“I like problem-solving courts because we can actually get to society’s problems,” Carver said. “What you’re trying to do is get to the underlying issue and get (the defendants) the help they need. Why are you behaving badly? Are you stealing because you need money to go buy drugs? Is it because you’re homeless? If you can help them, you help the rest of society, because they’re not going to keep coming back. They go on and are hopefully productive
and get past whatever got them into trouble so that they can move on and enjoy life.”

Through her career as a nurse practitioner (she still practices one day a week), her volunteer work with local nonprofits Barnabas Center and Nassau County Council on Aging, and her time spent as a magistrate, Carver said she has become familiar with the resources that can support people who end up in court due to an underlying problem.

“I think that’s huge – knowing what’s available in the county to help people,” she said “I know how the system works from being the court administrator and what we need from that perspective, and I know how to do the job from being the magistrate, and the resources I know because of being a nurse practitioner and a magistrate.”

Carver said the legal system should look beyond punishment toward producing the best outcome.

“I would love to see us release … people (on their own recognizance) instead of putting them in jail,” she said, and explained how that approach can help.

“If they are working, and we put them in jail and keep them there by setting a bond they can’t pay, which most of them can’t, then they lose their job,” Carver said. “If it’s some low-level crime, why don’t we just let them out and give them a notice to appear?

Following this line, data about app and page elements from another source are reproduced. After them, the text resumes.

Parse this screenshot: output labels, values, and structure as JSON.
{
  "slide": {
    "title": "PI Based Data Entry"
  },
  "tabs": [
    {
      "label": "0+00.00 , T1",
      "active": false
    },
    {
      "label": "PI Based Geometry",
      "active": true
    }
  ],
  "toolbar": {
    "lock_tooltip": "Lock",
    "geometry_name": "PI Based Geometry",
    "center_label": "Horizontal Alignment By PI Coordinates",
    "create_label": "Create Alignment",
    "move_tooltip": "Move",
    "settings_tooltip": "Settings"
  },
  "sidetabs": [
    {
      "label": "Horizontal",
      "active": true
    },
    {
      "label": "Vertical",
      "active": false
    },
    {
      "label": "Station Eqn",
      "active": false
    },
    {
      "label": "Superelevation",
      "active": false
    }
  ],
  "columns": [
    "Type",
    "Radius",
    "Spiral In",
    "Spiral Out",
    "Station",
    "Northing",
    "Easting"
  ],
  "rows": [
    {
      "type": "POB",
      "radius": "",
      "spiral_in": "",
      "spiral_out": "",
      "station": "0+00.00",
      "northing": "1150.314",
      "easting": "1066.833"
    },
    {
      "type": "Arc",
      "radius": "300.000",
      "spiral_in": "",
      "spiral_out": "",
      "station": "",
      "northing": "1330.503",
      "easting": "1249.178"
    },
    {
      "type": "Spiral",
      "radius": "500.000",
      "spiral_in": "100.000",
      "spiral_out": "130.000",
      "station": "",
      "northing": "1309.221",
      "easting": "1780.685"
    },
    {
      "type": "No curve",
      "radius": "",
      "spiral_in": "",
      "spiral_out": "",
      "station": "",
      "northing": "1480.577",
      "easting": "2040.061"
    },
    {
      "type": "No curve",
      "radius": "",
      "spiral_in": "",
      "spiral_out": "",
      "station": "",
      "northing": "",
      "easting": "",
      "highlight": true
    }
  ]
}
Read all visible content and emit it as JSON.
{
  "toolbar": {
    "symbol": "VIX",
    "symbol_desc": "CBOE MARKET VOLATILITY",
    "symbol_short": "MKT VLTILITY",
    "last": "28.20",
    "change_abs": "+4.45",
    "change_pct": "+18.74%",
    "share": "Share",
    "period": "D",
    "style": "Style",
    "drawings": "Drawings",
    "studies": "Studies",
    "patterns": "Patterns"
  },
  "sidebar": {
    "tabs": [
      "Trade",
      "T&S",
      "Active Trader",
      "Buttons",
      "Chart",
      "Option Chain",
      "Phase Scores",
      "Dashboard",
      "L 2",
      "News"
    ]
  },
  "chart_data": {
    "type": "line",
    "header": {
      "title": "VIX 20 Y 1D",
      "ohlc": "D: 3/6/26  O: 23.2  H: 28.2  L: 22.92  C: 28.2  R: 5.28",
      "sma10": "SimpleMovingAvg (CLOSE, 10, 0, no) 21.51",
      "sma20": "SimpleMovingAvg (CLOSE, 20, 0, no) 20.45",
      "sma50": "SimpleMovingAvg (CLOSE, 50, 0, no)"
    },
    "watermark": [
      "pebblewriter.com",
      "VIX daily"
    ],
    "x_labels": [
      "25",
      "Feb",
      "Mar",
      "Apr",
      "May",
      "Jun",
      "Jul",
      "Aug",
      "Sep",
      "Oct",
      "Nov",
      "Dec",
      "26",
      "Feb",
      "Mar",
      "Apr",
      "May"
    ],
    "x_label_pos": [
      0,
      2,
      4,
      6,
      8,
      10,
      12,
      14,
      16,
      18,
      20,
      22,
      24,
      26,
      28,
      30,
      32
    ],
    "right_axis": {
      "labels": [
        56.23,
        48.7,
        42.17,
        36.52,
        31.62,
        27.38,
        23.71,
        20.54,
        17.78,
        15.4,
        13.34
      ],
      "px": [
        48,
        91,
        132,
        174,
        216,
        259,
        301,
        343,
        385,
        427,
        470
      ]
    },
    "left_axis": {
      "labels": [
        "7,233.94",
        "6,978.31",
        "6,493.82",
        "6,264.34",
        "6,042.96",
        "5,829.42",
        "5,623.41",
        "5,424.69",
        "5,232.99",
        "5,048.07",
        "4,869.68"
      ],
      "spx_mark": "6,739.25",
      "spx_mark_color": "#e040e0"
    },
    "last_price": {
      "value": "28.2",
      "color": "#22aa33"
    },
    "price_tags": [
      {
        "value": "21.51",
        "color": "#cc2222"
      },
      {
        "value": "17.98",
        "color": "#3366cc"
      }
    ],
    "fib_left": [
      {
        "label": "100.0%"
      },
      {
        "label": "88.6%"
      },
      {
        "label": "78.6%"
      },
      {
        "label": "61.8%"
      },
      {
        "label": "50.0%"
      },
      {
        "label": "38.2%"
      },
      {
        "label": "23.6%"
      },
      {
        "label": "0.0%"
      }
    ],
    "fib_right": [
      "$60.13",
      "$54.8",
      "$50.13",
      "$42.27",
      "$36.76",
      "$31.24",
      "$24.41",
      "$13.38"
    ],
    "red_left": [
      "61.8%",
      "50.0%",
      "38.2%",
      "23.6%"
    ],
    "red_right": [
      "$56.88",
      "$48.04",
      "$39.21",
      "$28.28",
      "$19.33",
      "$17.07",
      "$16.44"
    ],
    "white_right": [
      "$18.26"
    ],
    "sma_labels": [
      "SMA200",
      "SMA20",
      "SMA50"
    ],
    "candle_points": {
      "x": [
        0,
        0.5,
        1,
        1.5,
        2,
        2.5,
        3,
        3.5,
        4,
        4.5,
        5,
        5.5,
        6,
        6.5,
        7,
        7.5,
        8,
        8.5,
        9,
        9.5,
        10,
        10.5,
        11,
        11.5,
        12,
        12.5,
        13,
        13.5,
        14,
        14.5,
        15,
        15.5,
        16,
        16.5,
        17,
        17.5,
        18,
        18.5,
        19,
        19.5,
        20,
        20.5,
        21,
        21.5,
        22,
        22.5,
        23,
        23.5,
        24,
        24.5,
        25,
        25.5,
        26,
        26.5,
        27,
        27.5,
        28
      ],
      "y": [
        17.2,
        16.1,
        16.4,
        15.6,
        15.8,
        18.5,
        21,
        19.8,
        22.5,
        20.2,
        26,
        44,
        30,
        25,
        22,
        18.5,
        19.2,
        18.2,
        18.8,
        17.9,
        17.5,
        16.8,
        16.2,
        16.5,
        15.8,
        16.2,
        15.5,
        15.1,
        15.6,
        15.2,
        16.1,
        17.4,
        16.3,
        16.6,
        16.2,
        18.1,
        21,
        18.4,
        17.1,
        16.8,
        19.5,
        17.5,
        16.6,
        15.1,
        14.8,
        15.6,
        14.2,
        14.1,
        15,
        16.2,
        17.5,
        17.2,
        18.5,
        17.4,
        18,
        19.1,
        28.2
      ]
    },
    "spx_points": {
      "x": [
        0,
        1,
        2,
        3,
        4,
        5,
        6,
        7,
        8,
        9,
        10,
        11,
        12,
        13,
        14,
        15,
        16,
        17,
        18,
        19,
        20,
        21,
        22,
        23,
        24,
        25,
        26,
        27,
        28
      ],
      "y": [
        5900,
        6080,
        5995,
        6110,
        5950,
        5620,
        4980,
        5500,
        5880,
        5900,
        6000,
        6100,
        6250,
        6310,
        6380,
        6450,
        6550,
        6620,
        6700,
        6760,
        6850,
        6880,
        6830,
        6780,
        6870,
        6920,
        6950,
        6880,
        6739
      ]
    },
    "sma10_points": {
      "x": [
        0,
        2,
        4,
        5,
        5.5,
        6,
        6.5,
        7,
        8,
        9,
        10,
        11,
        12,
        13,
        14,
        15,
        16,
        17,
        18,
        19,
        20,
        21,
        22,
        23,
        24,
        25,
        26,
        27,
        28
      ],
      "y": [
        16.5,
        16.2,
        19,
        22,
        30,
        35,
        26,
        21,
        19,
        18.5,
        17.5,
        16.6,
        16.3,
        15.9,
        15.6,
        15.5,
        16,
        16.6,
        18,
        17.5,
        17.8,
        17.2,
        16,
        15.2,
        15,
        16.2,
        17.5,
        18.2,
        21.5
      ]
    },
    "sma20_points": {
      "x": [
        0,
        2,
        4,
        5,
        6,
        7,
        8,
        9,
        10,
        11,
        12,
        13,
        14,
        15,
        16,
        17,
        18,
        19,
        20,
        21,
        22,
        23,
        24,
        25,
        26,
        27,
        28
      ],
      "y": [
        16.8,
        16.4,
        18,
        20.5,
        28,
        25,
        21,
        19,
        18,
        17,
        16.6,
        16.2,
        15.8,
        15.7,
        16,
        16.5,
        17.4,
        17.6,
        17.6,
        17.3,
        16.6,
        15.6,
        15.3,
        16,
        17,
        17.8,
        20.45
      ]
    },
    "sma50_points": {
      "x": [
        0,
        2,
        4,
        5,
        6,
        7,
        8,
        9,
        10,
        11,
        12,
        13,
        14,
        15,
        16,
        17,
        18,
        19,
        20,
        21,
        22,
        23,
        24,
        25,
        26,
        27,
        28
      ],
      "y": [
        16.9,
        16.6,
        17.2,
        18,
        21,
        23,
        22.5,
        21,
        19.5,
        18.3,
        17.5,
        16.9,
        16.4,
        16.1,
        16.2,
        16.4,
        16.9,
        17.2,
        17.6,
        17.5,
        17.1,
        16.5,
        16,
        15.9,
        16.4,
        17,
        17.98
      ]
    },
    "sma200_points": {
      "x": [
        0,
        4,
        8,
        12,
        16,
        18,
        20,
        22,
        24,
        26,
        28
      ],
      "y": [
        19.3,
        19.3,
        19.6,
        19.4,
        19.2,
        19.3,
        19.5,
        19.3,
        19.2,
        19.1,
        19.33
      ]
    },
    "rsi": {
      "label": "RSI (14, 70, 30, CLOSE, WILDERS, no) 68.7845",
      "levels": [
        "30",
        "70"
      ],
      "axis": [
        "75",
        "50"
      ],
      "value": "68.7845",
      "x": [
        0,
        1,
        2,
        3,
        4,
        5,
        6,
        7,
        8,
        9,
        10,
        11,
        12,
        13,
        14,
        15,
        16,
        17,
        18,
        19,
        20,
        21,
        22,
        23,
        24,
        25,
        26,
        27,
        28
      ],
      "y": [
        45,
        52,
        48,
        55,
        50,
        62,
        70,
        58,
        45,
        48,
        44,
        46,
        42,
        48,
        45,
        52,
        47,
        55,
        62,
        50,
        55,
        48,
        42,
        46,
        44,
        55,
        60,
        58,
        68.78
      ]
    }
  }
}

They still have to deal with the issue, but unless there’s a problem with them doing something again, why put them in jail? It costs us money. I think we’re going in that direction, but there’s old school thoughts.

“My feeling is, if they don’t have a record and they’re not a danger to society, deal with whatever you did but let them go back to work. The first day on the bench, I could make a difference. I know I made a difference as a magistrate. People would tell me I did.”

In addition to her other volunteer work, Carver is involved with Jacksonville Area Legal Aid and is the current president of the Robert M. Foster Nassau County American Inn of Court, the local chapter of the American Inns of Court, a national organization that promotes professionalism, integrity, and ethics in the legal community.

Carver said looking at the story of the person before her will be her priority as a judge.

“Judges don’t judge people. They judge behavior and they try to solve problems,” she said. “That’s my perspective. There’s a lot of very nice, smart people who do some dumb things. So, you’ve made a mistake. You’ve got to pay the price, but let’s fix it, and let’s get you back on track.”

jroberts@fbnewsleader.com